*Aim of the exercise*. Below are the records; count the lines in which "group" occurs and report only that number.

─── Records ───

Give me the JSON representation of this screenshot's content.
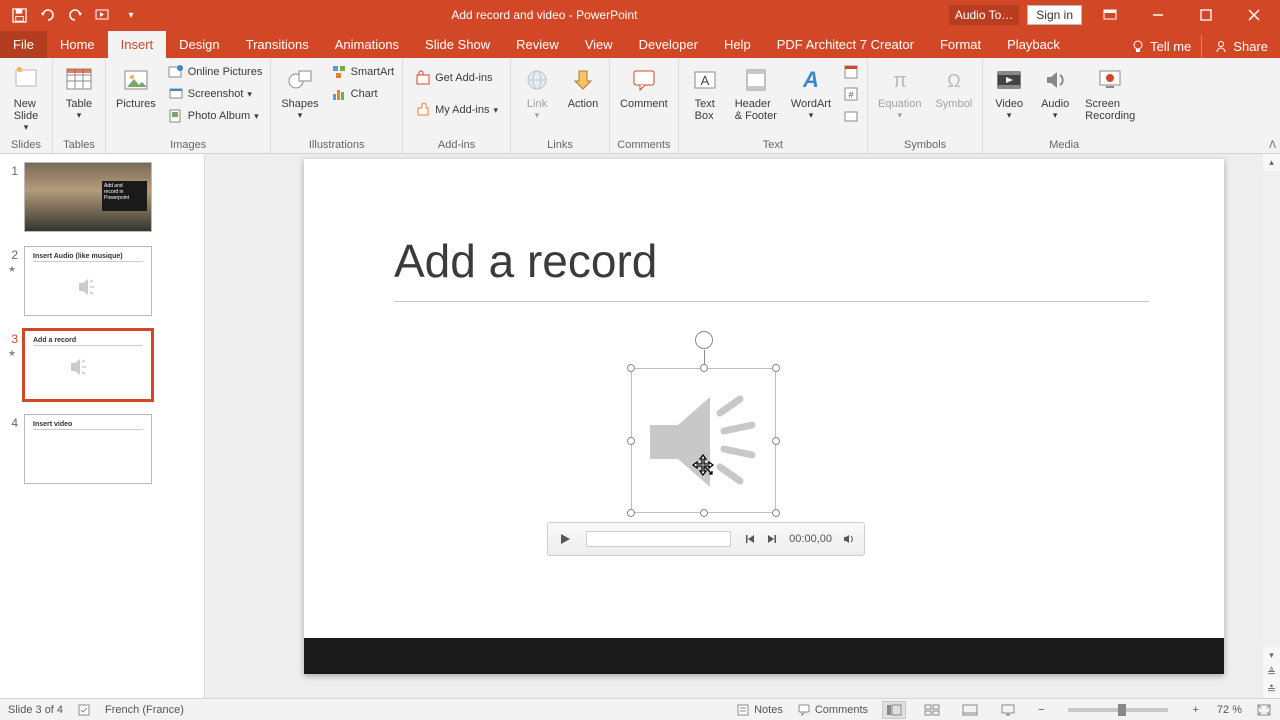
{
  "titlebar": {
    "doc_title": "Add record and video  -  PowerPoint",
    "contextual": "Audio To…",
    "signin": "Sign in"
  },
  "tabs": {
    "file": "File",
    "home": "Home",
    "insert": "Insert",
    "design": "Design",
    "transitions": "Transitions",
    "animations": "Animations",
    "slideshow": "Slide Show",
    "review": "Review",
    "view": "View",
    "developer": "Developer",
    "help": "Help",
    "pdf": "PDF Architect 7 Creator",
    "format": "Format",
    "playback": "Playback",
    "tellme": "Tell me",
    "share": "Share"
  },
  "ribbon": {
    "slides": {
      "new_slide": "New\nSlide",
      "group": "Slides"
    },
    "tables": {
      "table": "Table",
      "group": "Tables"
    },
    "images": {
      "pictures": "Pictures",
      "online": "Online Pictures",
      "screenshot": "Screenshot",
      "album": "Photo Album",
      "group": "Images"
    },
    "illustrations": {
      "shapes": "Shapes",
      "smartart": "SmartArt",
      "chart": "Chart",
      "group": "Illustrations"
    },
    "addins": {
      "get": "Get Add-ins",
      "my": "My Add-ins",
      "group": "Add-ins"
    },
    "links": {
      "link": "Link",
      "action": "Action",
      "group": "Links"
    },
    "comments": {
      "comment": "Comment",
      "group": "Comments"
    },
    "text": {
      "textbox": "Text\nBox",
      "headerfooter": "Header\n& Footer",
      "wordart": "WordArt",
      "group": "Text"
    },
    "symbols": {
      "equation": "Equation",
      "symbol": "Symbol",
      "group": "Symbols"
    },
    "media": {
      "video": "Video",
      "audio": "Audio",
      "screen": "Screen\nRecording",
      "group": "Media"
    }
  },
  "thumbs": [
    {
      "num": "1",
      "star": false,
      "title": "Add and record in Powerpoint"
    },
    {
      "num": "2",
      "star": true,
      "title": "Insert Audio (like musique)"
    },
    {
      "num": "3",
      "star": true,
      "title": "Add a record",
      "selected": true
    },
    {
      "num": "4",
      "star": false,
      "title": "Insert video"
    }
  ],
  "slide": {
    "title": "Add a record"
  },
  "mediabar": {
    "time": "00:00,00"
  },
  "statusbar": {
    "slide_pos": "Slide 3 of 4",
    "lang": "French (France)",
    "notes": "Notes",
    "comments": "Comments",
    "zoom": "72 %"
  }
}
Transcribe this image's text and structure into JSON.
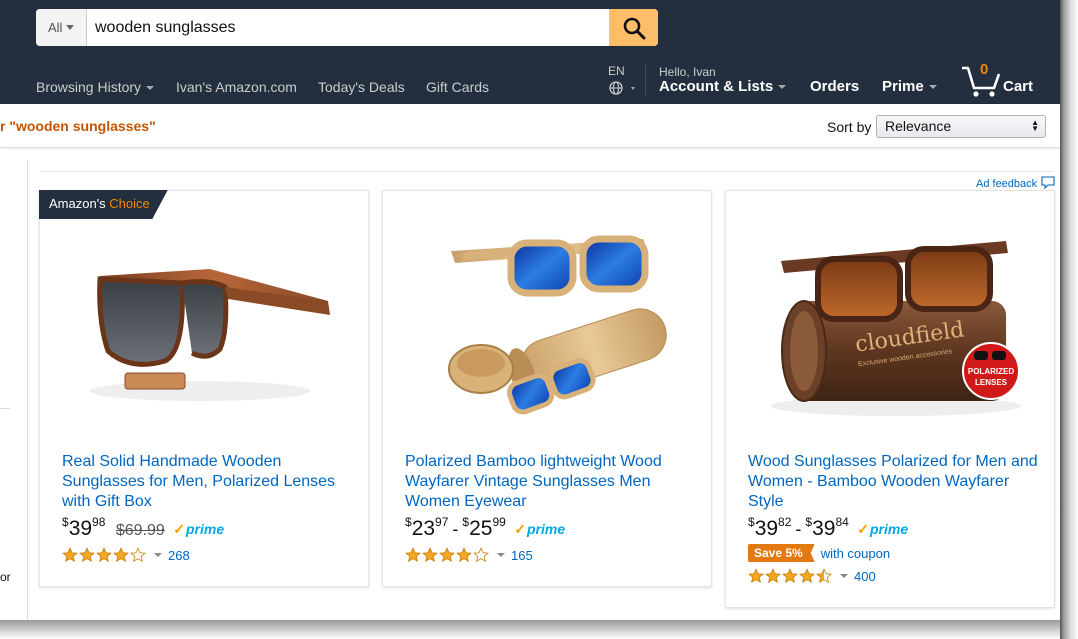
{
  "search": {
    "category": "All",
    "query": "wooden sunglasses"
  },
  "nav": {
    "links": [
      "Browsing History",
      "Ivan's Amazon.com",
      "Today's Deals",
      "Gift Cards"
    ],
    "language": "EN",
    "greeting": "Hello, Ivan",
    "account": "Account & Lists",
    "orders": "Orders",
    "prime": "Prime",
    "cart_count": "0",
    "cart_label": "Cart"
  },
  "results": {
    "query_label": "r \"wooden sunglasses\"",
    "sort_label": "Sort by",
    "sort_value": "Relevance",
    "ad_feedback": "Ad feedback",
    "sidebar_fragment": "or"
  },
  "colors": {
    "header_bg": "#232f3e",
    "search_button": "#febd69",
    "link": "#0066c0",
    "query_orange": "#c45500",
    "star": "#f5a623"
  },
  "products": [
    {
      "badge_prefix": "Amazon's",
      "badge_highlight": "Choice",
      "title": "Real Solid Handmade Wooden Sunglasses for Men, Polarized Lenses with Gift Box",
      "price": {
        "currency": "$",
        "whole": "39",
        "fraction": "98"
      },
      "list_price": "$69.99",
      "prime": "prime",
      "rating": 4.0,
      "reviews": "268"
    },
    {
      "title": "Polarized Bamboo lightweight Wood Wayfarer Vintage Sunglasses Men Women Eyewear",
      "price_low": {
        "currency": "$",
        "whole": "23",
        "fraction": "97"
      },
      "price_high": {
        "currency": "$",
        "whole": "25",
        "fraction": "99"
      },
      "prime": "prime",
      "rating": 4.0,
      "reviews": "165"
    },
    {
      "title": "Wood Sunglasses Polarized for Men and Women - Bamboo Wooden Wayfarer Style",
      "price_low": {
        "currency": "$",
        "whole": "39",
        "fraction": "82"
      },
      "price_high": {
        "currency": "$",
        "whole": "39",
        "fraction": "84"
      },
      "prime": "prime",
      "coupon_badge": "Save 5%",
      "coupon_text": "with coupon",
      "rating": 4.5,
      "reviews": "400",
      "brand_text": "cloudfield",
      "brand_sub": "Exclusive wooden accessories",
      "lens_badge": [
        "POLARIZED",
        "LENSES"
      ]
    }
  ]
}
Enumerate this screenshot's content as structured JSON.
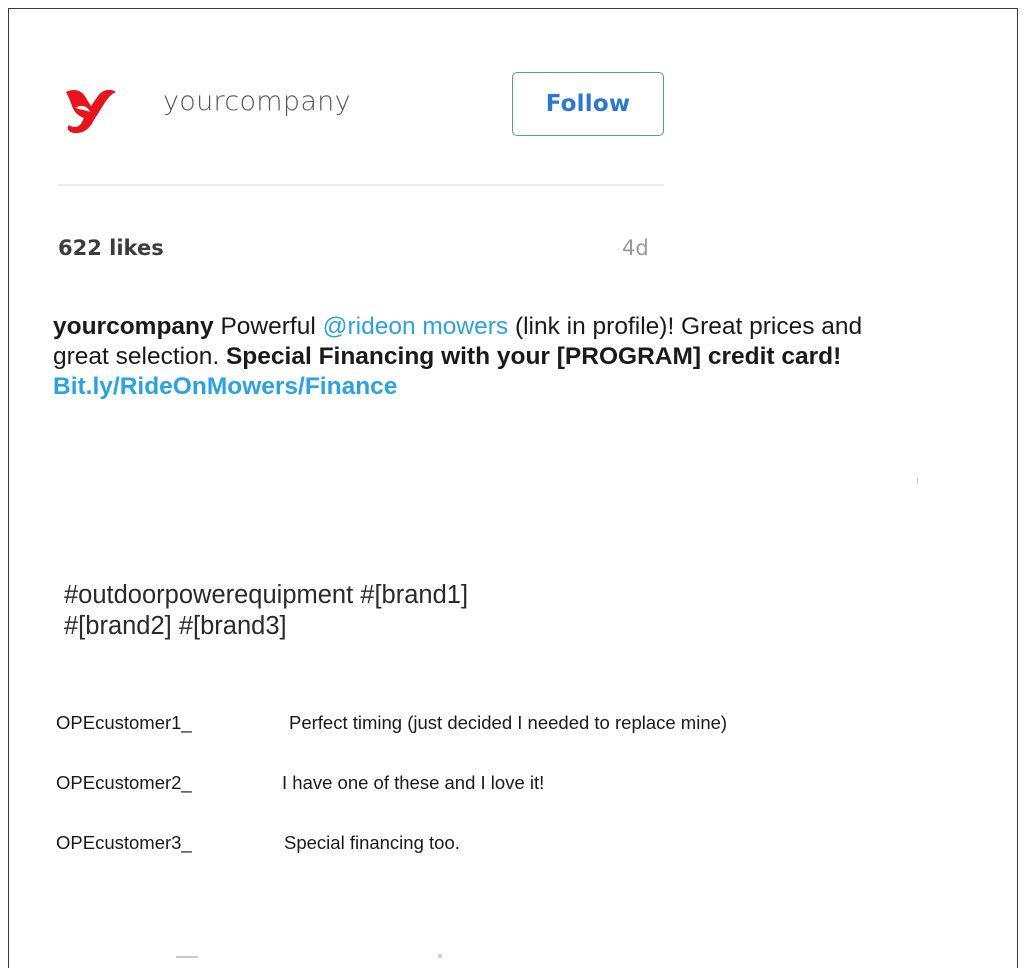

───

*Solution to this exercise*. 10